Blind Rage Has Left the Building

If consumers hold a grudge against financial institutions for the Great Recession, think again. Big national banks are winning the word-of-mouth referral race.

Many consumers blamed large institutions for the financial collapse of 2009. Movements were born like Bank Transfer Day to encourage consumers to move their business to smaller, more “customer friendly” banks and credit unions.

That’s water under the bridge for many consumers. In Q2 2013, more active bank shoppers on FindABetterBank selecting a national bank indicated that recommendations from a friend or family member influenced their decision, compared to shoppers that selected a smaller institution.


Read More: Consumers Icy Feelings Toward Bankers Finally Starting to Thaw

This positive vibe is despite the fact that most national banks have abandoned free checking can carry higher fees.
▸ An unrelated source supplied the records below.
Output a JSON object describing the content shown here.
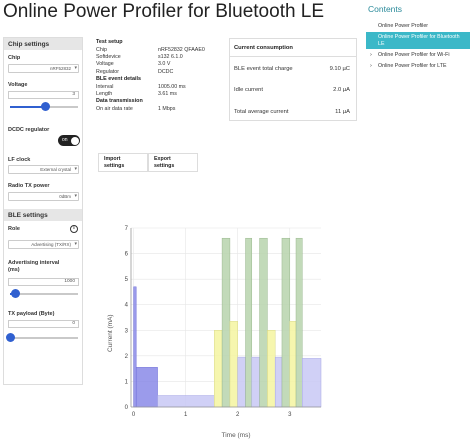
{
  "page": {
    "title": "Online Power Profiler for Bluetooth LE"
  },
  "sidebar": {
    "chip_settings": {
      "header": "Chip settings",
      "chip_label": "Chip",
      "chip_value": "nRF52832",
      "voltage_label": "Voltage",
      "voltage_value": "3",
      "voltage_level": 0.52,
      "dcdc_label": "DCDC regulator",
      "dcdc_toggle": "on",
      "lf_clock_label": "LF clock",
      "lf_clock_value": "External crystal",
      "tx_power_label": "Radio TX power",
      "tx_power_value": "0dBm"
    },
    "ble_settings": {
      "header": "BLE settings",
      "role_label": "Role",
      "role_info": "i",
      "role_value": "Advertising (TX/RX)",
      "adv_interval_label_line1": "Advertising interval",
      "adv_interval_label_line2": "(ms)",
      "adv_interval_value": "1000",
      "adv_interval_level": 0.08,
      "tx_payload_label": "TX payload (Byte)",
      "tx_payload_value": "0",
      "tx_payload_level": 0.0
    }
  },
  "test_setup": {
    "header": "Test setup",
    "rows": [
      {
        "key": "Chip",
        "value": "nRF52832 QFAAE0"
      },
      {
        "key": "Softdevice",
        "value": "s132 6.1.0"
      },
      {
        "key": "Voltage",
        "value": "3.0 V"
      },
      {
        "key": "Regulator",
        "value": "DCDC"
      }
    ],
    "ble_header": "BLE event details",
    "ble_rows": [
      {
        "key": "Interval",
        "value": "1005.00 ms"
      },
      {
        "key": "Length",
        "value": "3.61 ms"
      }
    ],
    "data_header": "Data transmission",
    "data_rows": [
      {
        "key": "On air data rate",
        "value": "1 Mbps"
      }
    ]
  },
  "consumption": {
    "title": "Current consumption",
    "rows": [
      {
        "key": "BLE event total charge",
        "value": "9.10 µC"
      },
      {
        "key": "Idle current",
        "value": "2.0 µA"
      },
      {
        "key": "Total average current",
        "value": "11 µA"
      }
    ]
  },
  "actions": {
    "import_line1": "Import",
    "import_line2": "settings",
    "export_line1": "Export",
    "export_line2": "settings"
  },
  "contents": {
    "title": "Contents",
    "items": [
      {
        "label": "Online Power Profiler"
      },
      {
        "label_line1": "Online Power Profiler for Bluetooth",
        "label_line2": "LE",
        "active": true
      },
      {
        "label": "Online Power Profiler for Wi-Fi",
        "expandable": true
      },
      {
        "label": "Online Power Profiler for LTE",
        "expandable": true
      }
    ]
  },
  "colors": {
    "accent": "#3bb8c8",
    "slider": "#3060d0",
    "purple": "#8a8ae8",
    "purple_light": "#c8c8f4",
    "green": "#b7d3ad",
    "yellow": "#f5f5a0"
  },
  "chart_data": {
    "type": "bar",
    "xlabel": "Time (ms)",
    "ylabel": "Current (mA)",
    "xlim": [
      -0.05,
      3.6
    ],
    "ylim": [
      0,
      7
    ],
    "x_ticks": [
      0,
      1,
      2,
      3
    ],
    "y_ticks": [
      0,
      1,
      2,
      3,
      4,
      5,
      6,
      7
    ],
    "segments": [
      {
        "x0": 0.0,
        "x1": 0.05,
        "y": 4.7,
        "color": "purple"
      },
      {
        "x0": 0.05,
        "x1": 0.46,
        "y": 1.55,
        "color": "purple"
      },
      {
        "x0": 0.46,
        "x1": 1.55,
        "y": 0.45,
        "color": "purple_light"
      },
      {
        "x0": 1.55,
        "x1": 1.7,
        "y": 3.0,
        "color": "yellow"
      },
      {
        "x0": 1.7,
        "x1": 1.85,
        "y": 6.6,
        "color": "green"
      },
      {
        "x0": 1.85,
        "x1": 2.0,
        "y": 3.35,
        "color": "yellow"
      },
      {
        "x0": 2.0,
        "x1": 2.15,
        "y": 1.95,
        "color": "purple_light"
      },
      {
        "x0": 2.15,
        "x1": 2.27,
        "y": 6.6,
        "color": "green"
      },
      {
        "x0": 2.27,
        "x1": 2.42,
        "y": 1.95,
        "color": "purple_light"
      },
      {
        "x0": 2.42,
        "x1": 2.57,
        "y": 6.6,
        "color": "green"
      },
      {
        "x0": 2.57,
        "x1": 2.72,
        "y": 3.0,
        "color": "yellow"
      },
      {
        "x0": 2.72,
        "x1": 2.85,
        "y": 1.95,
        "color": "purple_light"
      },
      {
        "x0": 2.85,
        "x1": 3.0,
        "y": 6.6,
        "color": "green"
      },
      {
        "x0": 3.0,
        "x1": 3.12,
        "y": 3.35,
        "color": "yellow"
      },
      {
        "x0": 3.12,
        "x1": 3.24,
        "y": 6.6,
        "color": "green"
      },
      {
        "x0": 3.24,
        "x1": 3.6,
        "y": 1.9,
        "color": "purple_light"
      }
    ]
  }
}
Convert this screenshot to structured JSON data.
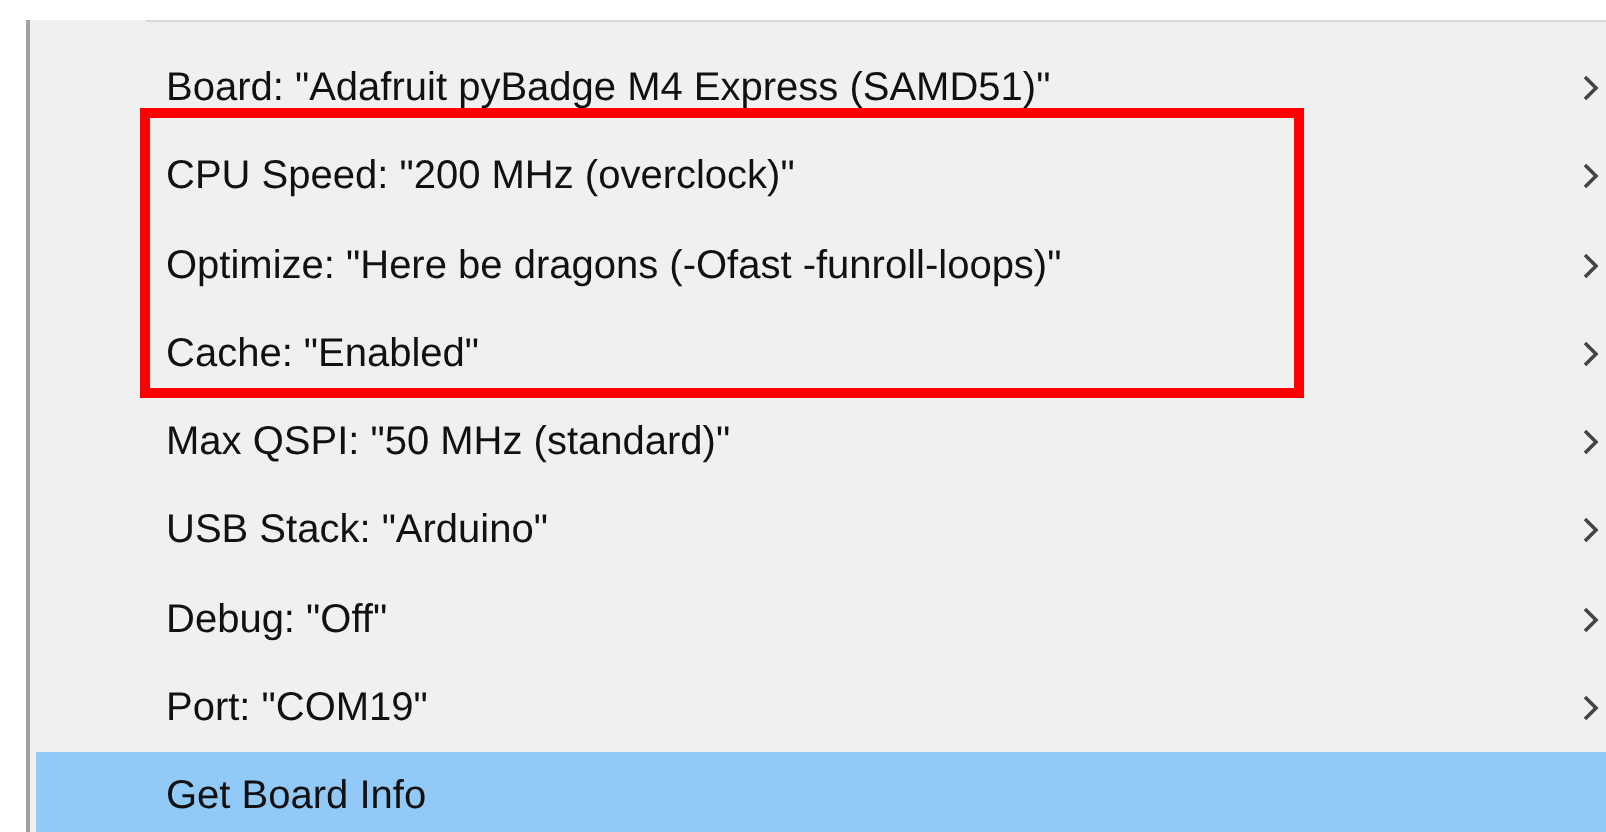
{
  "menu": {
    "items": [
      {
        "label": "Board: \"Adafruit pyBadge M4 Express (SAMD51)\"",
        "submenu": true,
        "selected": false,
        "annotated": false
      },
      {
        "label": "CPU Speed: \"200 MHz (overclock)\"",
        "submenu": true,
        "selected": false,
        "annotated": true
      },
      {
        "label": "Optimize: \"Here be dragons (-Ofast -funroll-loops)\"",
        "submenu": true,
        "selected": false,
        "annotated": true
      },
      {
        "label": "Cache: \"Enabled\"",
        "submenu": true,
        "selected": false,
        "annotated": true
      },
      {
        "label": "Max QSPI: \"50 MHz (standard)\"",
        "submenu": true,
        "selected": false,
        "annotated": false
      },
      {
        "label": "USB Stack: \"Arduino\"",
        "submenu": true,
        "selected": false,
        "annotated": false
      },
      {
        "label": "Debug: \"Off\"",
        "submenu": true,
        "selected": false,
        "annotated": false
      },
      {
        "label": "Port: \"COM19\"",
        "submenu": true,
        "selected": false,
        "annotated": false
      },
      {
        "label": "Get Board Info",
        "submenu": false,
        "selected": true,
        "annotated": false
      }
    ]
  }
}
For example, today, the average NSF from national banks is $2.10 higher than the average NSF from community banks and credit unions.

In a recent survey of active bank shoppers on FindABetterBank, the percentage of shoppers who are switching banks due to high fees has declined by 1/3 in the last 12-months alone. And shoppers on FindABetterBank indicating convenience of branch and ATM locations are important select a national bank 62% of the time.

Reality Check: Many consumers are more interested in the convenience provided by national institutions, even if they must pay extra for it — despite whatever flaws, faults and hard-feelings consumers may attribute to banks.

How can small institutions retake the momentum? It’s critical to hyper-focus on convenience features like surcharge-free ATM access, mobile banking and shared branches in the case of credit unions. Forget about toppling the big banks; focus on beating regional institutions — the $10B to $20B asset-sized banks — because they aren’t as agile as smaller institutions and don’t have the technology resources of the larger institutions. Many of these regional players have been slow to roll-out new services like mobile check deposit and don’t offer surcharge-free ATM access.

This article was originally published on . All content © 2024 by The Financial Brand and may not be reproduced by any means without permission.